- _Problem_: Only lines holding the word "COMMERCE" are wanted from the records; copy all of them.

===== Exercise data

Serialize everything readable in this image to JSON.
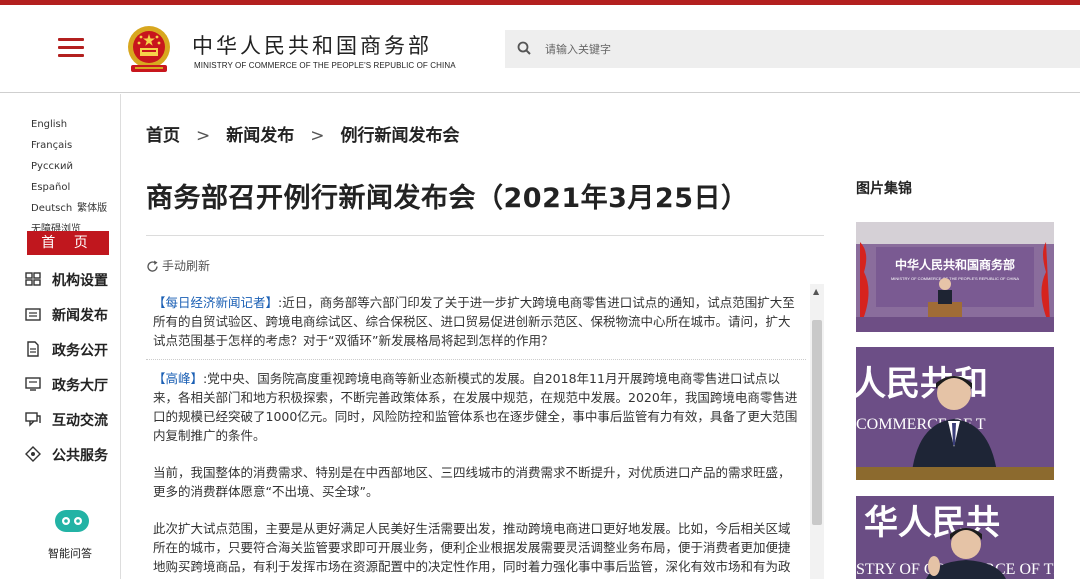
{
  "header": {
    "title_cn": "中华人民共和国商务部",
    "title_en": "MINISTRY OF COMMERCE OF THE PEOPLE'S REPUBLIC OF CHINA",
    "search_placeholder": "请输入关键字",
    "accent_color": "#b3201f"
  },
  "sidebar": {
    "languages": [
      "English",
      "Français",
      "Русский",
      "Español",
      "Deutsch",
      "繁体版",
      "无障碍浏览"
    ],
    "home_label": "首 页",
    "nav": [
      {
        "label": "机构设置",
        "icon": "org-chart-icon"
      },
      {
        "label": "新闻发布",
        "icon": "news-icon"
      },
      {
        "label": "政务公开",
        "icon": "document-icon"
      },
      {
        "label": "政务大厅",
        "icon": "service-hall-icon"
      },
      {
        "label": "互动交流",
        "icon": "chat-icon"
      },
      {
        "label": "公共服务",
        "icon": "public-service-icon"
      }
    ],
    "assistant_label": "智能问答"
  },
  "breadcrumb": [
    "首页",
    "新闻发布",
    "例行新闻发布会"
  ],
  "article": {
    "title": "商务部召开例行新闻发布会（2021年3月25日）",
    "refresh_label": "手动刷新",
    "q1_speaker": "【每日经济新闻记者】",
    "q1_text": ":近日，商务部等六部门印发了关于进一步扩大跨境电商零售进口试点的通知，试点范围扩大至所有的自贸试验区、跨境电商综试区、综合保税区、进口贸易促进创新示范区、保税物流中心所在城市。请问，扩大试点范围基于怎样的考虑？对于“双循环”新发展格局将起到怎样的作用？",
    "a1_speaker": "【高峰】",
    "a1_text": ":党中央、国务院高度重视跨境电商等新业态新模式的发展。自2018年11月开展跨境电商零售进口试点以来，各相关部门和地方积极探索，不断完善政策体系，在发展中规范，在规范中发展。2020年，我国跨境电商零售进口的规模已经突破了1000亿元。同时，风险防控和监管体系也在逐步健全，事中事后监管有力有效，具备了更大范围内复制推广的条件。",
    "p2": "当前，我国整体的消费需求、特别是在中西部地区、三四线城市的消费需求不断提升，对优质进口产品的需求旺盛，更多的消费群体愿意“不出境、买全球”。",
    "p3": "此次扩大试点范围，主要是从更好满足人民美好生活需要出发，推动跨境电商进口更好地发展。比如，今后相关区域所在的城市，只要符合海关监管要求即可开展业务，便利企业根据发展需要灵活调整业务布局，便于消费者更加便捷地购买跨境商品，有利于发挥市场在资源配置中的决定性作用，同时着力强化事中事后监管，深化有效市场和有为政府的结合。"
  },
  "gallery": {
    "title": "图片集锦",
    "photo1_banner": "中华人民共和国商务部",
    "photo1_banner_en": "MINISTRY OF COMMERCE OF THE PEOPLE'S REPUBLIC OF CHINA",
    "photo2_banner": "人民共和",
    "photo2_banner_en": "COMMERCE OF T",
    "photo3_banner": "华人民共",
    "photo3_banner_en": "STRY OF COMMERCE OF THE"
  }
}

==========
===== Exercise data

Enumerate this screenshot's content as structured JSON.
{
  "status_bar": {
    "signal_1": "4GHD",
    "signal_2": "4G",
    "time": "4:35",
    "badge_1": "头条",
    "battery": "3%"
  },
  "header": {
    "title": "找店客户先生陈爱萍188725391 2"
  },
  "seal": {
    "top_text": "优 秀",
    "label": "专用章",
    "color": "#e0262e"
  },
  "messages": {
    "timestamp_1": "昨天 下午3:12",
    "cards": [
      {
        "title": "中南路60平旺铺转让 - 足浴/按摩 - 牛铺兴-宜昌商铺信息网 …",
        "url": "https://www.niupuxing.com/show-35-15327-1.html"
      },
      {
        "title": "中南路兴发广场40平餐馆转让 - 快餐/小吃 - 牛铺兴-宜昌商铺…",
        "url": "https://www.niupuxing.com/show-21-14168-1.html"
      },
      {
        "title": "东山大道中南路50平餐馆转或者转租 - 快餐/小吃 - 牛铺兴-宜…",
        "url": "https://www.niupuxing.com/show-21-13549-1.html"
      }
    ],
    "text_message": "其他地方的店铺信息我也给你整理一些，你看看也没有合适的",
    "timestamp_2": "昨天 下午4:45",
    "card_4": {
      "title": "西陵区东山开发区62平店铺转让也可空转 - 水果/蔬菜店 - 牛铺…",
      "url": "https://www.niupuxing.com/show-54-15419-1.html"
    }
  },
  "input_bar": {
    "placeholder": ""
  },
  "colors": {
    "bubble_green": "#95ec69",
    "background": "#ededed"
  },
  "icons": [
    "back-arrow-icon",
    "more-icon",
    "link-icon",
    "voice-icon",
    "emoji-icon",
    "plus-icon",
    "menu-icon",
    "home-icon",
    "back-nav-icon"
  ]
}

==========

- _Answer below_:
    "title_en": "MINISTRY OF COMMERCE OF THE PEOPLE'S REPUBLIC OF CHINA",
    "photo1_banner_en": "MINISTRY OF COMMERCE OF THE PEOPLE'S REPUBLIC OF CHINA",
    "photo2_banner_en": "COMMERCE OF T",
    "photo3_banner_en": "STRY OF COMMERCE OF THE"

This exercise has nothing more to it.